Both Kegler and Wright were four-star prospects coming out of high school as they were apart of a six-man recruiting class that is supposed to be a major foundation for Ben Howland’s future with the Bulldogs.

The 6-foot-7 Kegler was Mississippi State’s third-leading scorer last season as he averaged 9.7 points and 5.5 rebounds per game. Kegler should command some quality schools on the transfer market, especially since he’ll still have three more years of eligibility after sitting out next season due to NCAA transfer regulations. Kegler’s loss is also notable for Mississippi State because it is the second consecutive offseason that Howland lost a top-100, in-state product to transfer after only one season after Malik Newman left for Kansas.

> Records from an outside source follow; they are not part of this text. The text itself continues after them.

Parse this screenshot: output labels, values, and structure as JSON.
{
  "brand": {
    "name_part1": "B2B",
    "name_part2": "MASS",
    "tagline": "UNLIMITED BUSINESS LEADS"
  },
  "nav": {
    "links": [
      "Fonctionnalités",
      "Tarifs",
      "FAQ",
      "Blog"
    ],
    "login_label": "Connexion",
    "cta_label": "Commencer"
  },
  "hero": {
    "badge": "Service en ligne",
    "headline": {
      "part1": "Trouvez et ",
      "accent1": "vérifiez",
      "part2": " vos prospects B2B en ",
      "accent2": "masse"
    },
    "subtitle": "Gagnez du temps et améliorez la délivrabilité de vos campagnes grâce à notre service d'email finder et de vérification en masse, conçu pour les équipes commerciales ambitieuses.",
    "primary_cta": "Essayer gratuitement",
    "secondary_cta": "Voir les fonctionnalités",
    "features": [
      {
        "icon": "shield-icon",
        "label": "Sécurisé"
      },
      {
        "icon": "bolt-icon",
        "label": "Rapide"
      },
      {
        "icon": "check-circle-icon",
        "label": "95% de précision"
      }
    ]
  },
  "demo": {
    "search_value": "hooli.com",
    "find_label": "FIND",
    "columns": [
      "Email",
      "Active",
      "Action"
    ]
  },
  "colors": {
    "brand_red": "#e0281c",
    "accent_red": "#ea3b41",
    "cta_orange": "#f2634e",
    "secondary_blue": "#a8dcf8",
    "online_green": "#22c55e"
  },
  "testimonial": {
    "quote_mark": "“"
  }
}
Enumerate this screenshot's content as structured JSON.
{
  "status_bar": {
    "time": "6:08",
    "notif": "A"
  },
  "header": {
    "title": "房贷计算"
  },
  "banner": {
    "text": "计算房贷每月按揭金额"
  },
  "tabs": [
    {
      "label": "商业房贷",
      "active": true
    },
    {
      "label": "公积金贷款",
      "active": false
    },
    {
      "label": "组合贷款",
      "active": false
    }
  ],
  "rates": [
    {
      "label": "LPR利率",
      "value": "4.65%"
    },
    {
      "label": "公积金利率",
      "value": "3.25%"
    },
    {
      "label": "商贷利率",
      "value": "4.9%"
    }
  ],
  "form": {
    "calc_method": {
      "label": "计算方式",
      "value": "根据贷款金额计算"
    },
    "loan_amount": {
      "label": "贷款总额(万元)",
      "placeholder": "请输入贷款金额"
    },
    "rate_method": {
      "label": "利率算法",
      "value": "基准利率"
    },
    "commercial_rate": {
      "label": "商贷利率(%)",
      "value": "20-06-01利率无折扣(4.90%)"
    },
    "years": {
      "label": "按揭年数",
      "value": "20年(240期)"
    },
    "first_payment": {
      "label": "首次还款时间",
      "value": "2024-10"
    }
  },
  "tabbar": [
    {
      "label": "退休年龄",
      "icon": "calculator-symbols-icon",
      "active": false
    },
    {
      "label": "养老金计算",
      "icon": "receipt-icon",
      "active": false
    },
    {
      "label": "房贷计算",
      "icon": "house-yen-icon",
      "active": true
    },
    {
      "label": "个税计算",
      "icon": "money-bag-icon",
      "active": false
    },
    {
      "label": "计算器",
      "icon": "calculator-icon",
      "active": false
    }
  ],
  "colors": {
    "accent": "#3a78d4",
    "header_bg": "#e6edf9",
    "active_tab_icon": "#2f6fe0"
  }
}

Wright, a 6-foot-4 guard, was never able to find consistent minutes as he was already behind underclass perimeter options like Quinndary Weatherspoon, Lamar Peters and Tyson Carter last season. With Nick Weatherspoon, Quinndary’s four-star brother, also joining the Bulldogs next season, the writing was likely on the wall that Wright wasn’t going to earn significant playing time.